» **Dataset content**
_ _ _ _

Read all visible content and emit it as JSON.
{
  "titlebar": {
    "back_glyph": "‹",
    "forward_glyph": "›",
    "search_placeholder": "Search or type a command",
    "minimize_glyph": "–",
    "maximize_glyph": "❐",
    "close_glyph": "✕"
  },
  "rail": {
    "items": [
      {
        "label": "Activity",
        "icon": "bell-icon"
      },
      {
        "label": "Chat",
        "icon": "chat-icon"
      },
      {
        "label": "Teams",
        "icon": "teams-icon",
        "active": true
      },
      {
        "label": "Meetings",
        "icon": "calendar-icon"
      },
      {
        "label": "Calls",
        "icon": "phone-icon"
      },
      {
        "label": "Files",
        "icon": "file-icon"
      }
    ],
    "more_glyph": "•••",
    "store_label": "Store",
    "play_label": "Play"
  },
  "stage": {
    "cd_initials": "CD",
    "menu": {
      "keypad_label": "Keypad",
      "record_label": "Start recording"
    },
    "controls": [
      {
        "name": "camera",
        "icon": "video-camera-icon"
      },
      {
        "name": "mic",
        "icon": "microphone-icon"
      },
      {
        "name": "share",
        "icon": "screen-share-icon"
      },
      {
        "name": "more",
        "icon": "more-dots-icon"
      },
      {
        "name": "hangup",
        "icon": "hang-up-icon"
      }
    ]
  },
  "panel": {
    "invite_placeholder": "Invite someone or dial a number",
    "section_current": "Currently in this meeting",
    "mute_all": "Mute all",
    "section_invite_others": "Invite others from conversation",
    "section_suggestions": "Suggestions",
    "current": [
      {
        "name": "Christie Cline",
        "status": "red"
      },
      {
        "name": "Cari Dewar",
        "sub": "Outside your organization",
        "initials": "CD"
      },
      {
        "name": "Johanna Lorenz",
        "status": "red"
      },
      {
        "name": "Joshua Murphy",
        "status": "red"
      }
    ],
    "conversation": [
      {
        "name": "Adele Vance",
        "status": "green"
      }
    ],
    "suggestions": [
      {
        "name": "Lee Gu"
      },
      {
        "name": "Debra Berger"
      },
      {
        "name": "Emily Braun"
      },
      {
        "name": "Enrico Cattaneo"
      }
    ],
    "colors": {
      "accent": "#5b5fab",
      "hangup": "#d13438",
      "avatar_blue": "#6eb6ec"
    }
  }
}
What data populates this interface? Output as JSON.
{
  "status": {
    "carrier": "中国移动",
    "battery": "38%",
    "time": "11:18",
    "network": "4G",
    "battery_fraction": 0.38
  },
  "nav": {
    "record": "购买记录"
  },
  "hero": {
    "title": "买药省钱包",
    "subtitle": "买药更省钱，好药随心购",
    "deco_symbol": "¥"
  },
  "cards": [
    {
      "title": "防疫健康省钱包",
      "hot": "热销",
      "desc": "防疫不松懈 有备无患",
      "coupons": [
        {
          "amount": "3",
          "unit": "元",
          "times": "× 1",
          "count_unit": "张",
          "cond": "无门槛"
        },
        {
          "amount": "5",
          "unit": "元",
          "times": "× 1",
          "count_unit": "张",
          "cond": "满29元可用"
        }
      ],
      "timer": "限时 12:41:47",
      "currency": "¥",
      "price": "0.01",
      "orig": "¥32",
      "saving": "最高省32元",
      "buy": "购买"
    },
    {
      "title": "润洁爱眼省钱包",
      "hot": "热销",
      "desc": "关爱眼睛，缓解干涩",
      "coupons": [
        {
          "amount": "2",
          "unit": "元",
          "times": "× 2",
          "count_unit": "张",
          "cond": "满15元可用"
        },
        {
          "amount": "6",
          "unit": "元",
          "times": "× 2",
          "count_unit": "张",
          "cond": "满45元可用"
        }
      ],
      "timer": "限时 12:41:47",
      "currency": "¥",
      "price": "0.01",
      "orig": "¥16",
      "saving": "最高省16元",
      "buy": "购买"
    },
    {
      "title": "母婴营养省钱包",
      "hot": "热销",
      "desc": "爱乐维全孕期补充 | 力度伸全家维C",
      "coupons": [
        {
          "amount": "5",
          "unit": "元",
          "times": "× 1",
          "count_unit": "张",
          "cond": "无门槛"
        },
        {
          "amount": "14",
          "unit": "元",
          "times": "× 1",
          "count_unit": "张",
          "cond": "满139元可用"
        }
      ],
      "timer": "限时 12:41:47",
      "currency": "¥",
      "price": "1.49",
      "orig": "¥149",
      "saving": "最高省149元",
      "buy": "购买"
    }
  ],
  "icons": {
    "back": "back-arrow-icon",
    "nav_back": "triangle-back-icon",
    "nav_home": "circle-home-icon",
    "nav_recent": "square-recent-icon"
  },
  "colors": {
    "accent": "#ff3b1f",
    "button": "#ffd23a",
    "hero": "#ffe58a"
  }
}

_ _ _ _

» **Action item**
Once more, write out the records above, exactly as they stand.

» **Problem solution**
Read all visible content and emit it as JSON.
{
  "titlebar": {
    "back_glyph": "‹",
    "forward_glyph": "›",
    "search_placeholder": "Search or type a command",
    "minimize_glyph": "–",
    "maximize_glyph": "❐",
    "close_glyph": "✕"
  },
  "rail": {
    "items": [
      {
        "label": "Activity",
        "icon": "bell-icon"
      },
      {
        "label": "Chat",
        "icon": "chat-icon"
      },
      {
        "label": "Teams",
        "icon": "teams-icon",
        "active": true
      },
      {
        "label": "Meetings",
        "icon": "calendar-icon"
      },
      {
        "label": "Calls",
        "icon": "phone-icon"
      },
      {
        "label": "Files",
        "icon": "file-icon"
      }
    ],
    "more_glyph": "•••",
    "store_label": "Store",
    "play_label": "Play"
  },
  "stage": {
    "cd_initials": "CD",
    "menu": {
      "keypad_label": "Keypad",
      "record_label": "Start recording"
    },
    "controls": [
      {
        "name": "camera",
        "icon": "video-camera-icon"
      },
      {
        "name": "mic",
        "icon": "microphone-icon"
      },
      {
        "name": "share",
        "icon": "screen-share-icon"
      },
      {
        "name": "more",
        "icon": "more-dots-icon"
      },
      {
        "name": "hangup",
        "icon": "hang-up-icon"
      }
    ]
  },
  "panel": {
    "invite_placeholder": "Invite someone or dial a number",
    "section_current": "Currently in this meeting",
    "mute_all": "Mute all",
    "section_invite_others": "Invite others from conversation",
    "section_suggestions": "Suggestions",
    "current": [
      {
        "name": "Christie Cline",
        "status": "red"
      },
      {
        "name": "Cari Dewar",
        "sub": "Outside your organization",
        "initials": "CD"
      },
      {
        "name": "Johanna Lorenz",
        "status": "red"
      },
      {
        "name": "Joshua Murphy",
        "status": "red"
      }
    ],
    "conversation": [
      {
        "name": "Adele Vance",
        "status": "green"
      }
    ],
    "suggestions": [
      {
        "name": "Lee Gu"
      },
      {
        "name": "Debra Berger"
      },
      {
        "name": "Emily Braun"
      },
      {
        "name": "Enrico Cattaneo"
      }
    ],
    "colors": {
      "accent": "#5b5fab",
      "hangup": "#d13438",
      "avatar_blue": "#6eb6ec"
    }
  }
}
What data populates this interface? Output as JSON.
{
  "status": {
    "carrier": "中国移动",
    "battery": "38%",
    "time": "11:18",
    "network": "4G",
    "battery_fraction": 0.38
  },
  "nav": {
    "record": "购买记录"
  },
  "hero": {
    "title": "买药省钱包",
    "subtitle": "买药更省钱，好药随心购",
    "deco_symbol": "¥"
  },
  "cards": [
    {
      "title": "防疫健康省钱包",
      "hot": "热销",
      "desc": "防疫不松懈 有备无患",
      "coupons": [
        {
          "amount": "3",
          "unit": "元",
          "times": "× 1",
          "count_unit": "张",
          "cond": "无门槛"
        },
        {
          "amount": "5",
          "unit": "元",
          "times": "× 1",
          "count_unit": "张",
          "cond": "满29元可用"
        }
      ],
      "timer": "限时 12:41:47",
      "currency": "¥",
      "price": "0.01",
      "orig": "¥32",
      "saving": "最高省32元",
      "buy": "购买"
    },
    {
      "title": "润洁爱眼省钱包",
      "hot": "热销",
      "desc": "关爱眼睛，缓解干涩",
      "coupons": [
        {
          "amount": "2",
          "unit": "元",
          "times": "× 2",
          "count_unit": "张",
          "cond": "满15元可用"
        },
        {
          "amount": "6",
          "unit": "元",
          "times": "× 2",
          "count_unit": "张",
          "cond": "满45元可用"
        }
      ],
      "timer": "限时 12:41:47",
      "currency": "¥",
      "price": "0.01",
      "orig": "¥16",
      "saving": "最高省16元",
      "buy": "购买"
    },
    {
      "title": "母婴营养省钱包",
      "hot": "热销",
      "desc": "爱乐维全孕期补充 | 力度伸全家维C",
      "coupons": [
        {
          "amount": "5",
          "unit": "元",
          "times": "× 1",
          "count_unit": "张",
          "cond": "无门槛"
        },
        {
          "amount": "14",
          "unit": "元",
          "times": "× 1",
          "count_unit": "张",
          "cond": "满139元可用"
        }
      ],
      "timer": "限时 12:41:47",
      "currency": "¥",
      "price": "1.49",
      "orig": "¥149",
      "saving": "最高省149元",
      "buy": "购买"
    }
  ],
  "icons": {
    "back": "back-arrow-icon",
    "nav_back": "triangle-back-icon",
    "nav_home": "circle-home-icon",
    "nav_recent": "square-recent-icon"
  },
  "colors": {
    "accent": "#ff3b1f",
    "button": "#ffd23a",
    "hero": "#ffe58a"
  }
}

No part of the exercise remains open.